Reflection Essay on Commodity Fetishism
Those who have developed an obsession with a commodity are often reluctant to give it up immediately. By all means, when someone becomes infatuated with something specific, their world usually revolves around it for a somewhat lengthy amount of time. Considering that the object or idea is new to that person, and is fresh in their mind, they devote copious amounts of time to it. That being said, there’s a significant difference between a subtle interest and a clinical obsession. Furthermore, the differentiating factor between the two is that those who have an obsession are much more hostile when the object of their affection is removed from their life. “‘I wouldn’t want the nursery locked up,’ said Peter coldly. ‘Ever.’ ‘Matter of fact, we’re thinking of turning the whole house off for about a month. Live sort of a carefree one-for-all existence.’ ‘That sounds dreadful! Would I have to tie my own shoes instead of letting the shoe tier do it? And brush my own teeth and comb my hair and give myself a bath?’” (Bradbury 9). Peter, who has become codependent on technology, is dramatically skeptical at the mere idea of being deprived of his devices. Moreover, the previous text illustrates how Peter not only relies on technology for recreational means, but he also uses it for his own domestic intentions. For instance, he states that he pins his hope on a variety of machines to complete simple tasks for him, such as tying his shoes or combing his hair. Peter’s tone of voice is depicted as cold when he expresses his disdain for the idea of living without technology, which indicates that he is strongly against his father’s statement. As stated before, those with an addiction behave in an inhospitable manner when they realise that their obsession may be at risk of being removed from their life.

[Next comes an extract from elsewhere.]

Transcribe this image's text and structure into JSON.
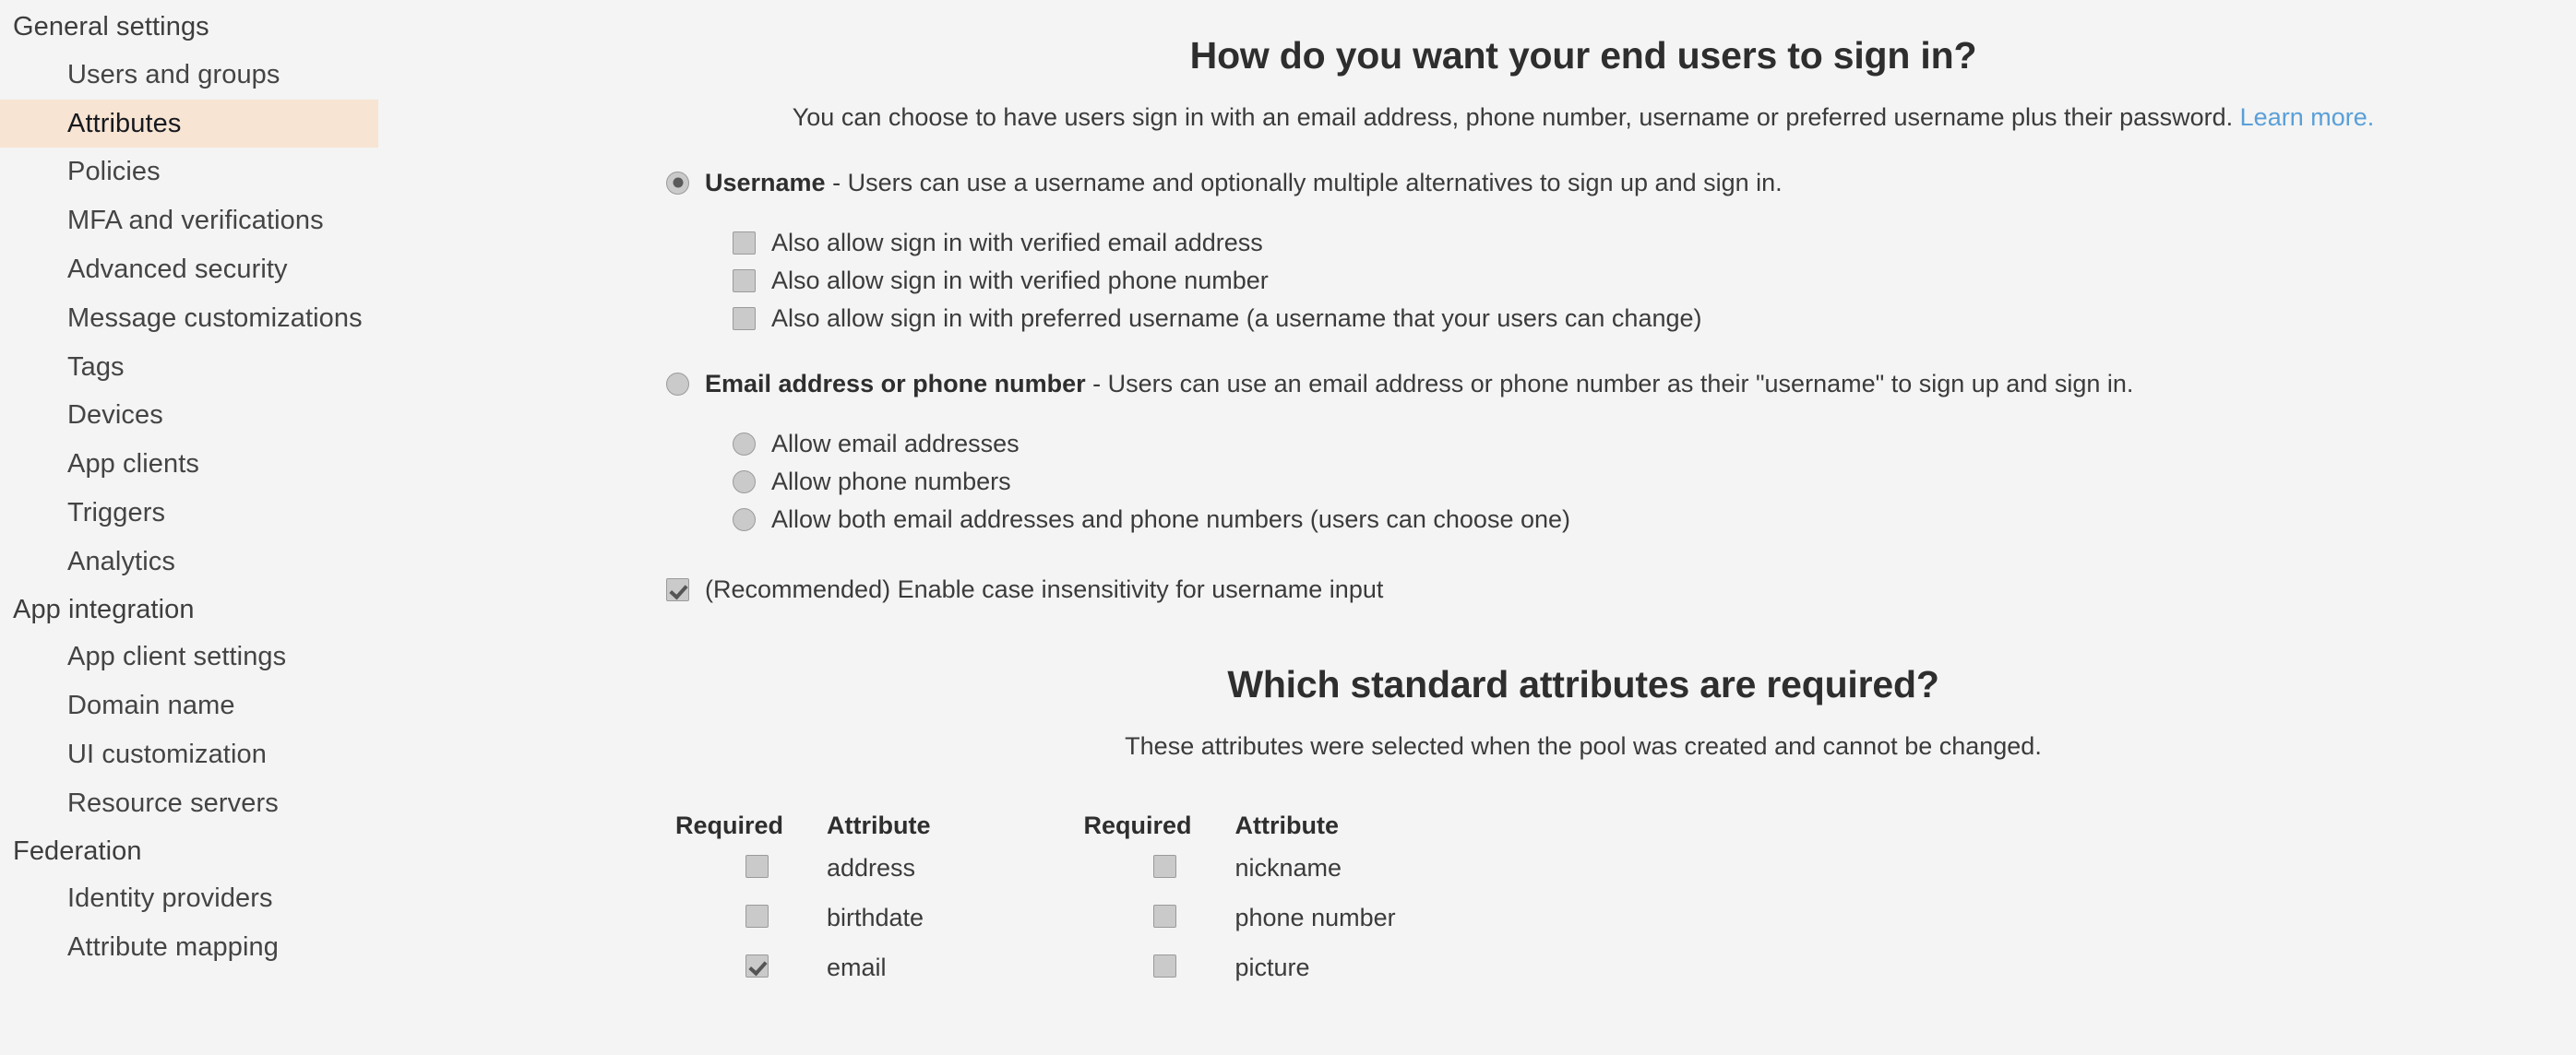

Although, as antagonistic as an addiction-ridden person may behave at the mention of parting with their infatuation, it isn’t anything compared to their behavior when they genuinely have to part with it. The text clarifies how Peter and Wendy behaved in an irrational manner after their father so abruptly shut off the nursery, illustrating that they “screamed and pranced and threw things” as well as “yelled and sobbed and swore and jumped at the furniture.” (Bradbury 11). By the same token, the behavior exhibited by Peter and Wendy was not a reasonable reaction to the situation. First and foremost, it isn’t common for children of their age to use profanity. In fact, children are usually forbidden from using such vocabulary by their parents. I can hypothesize that George and Lydia prohibit the children from using unbecoming language in their household, so in all likelihood, they’re defying their parents’ rules and regulations. Likewise, Peter and Wendy began to physically destroy objects in the house. Those who feel a great sense of anger are the most likely to fall into a destructive cycle. Furthermore, this illustrates how the children have become so dependent on their technology that they took to lashing out at their parents in a corporal, aggressive manner. Lastly, once someone has instigated an addiction, it can be very arduous for them to give it up right away.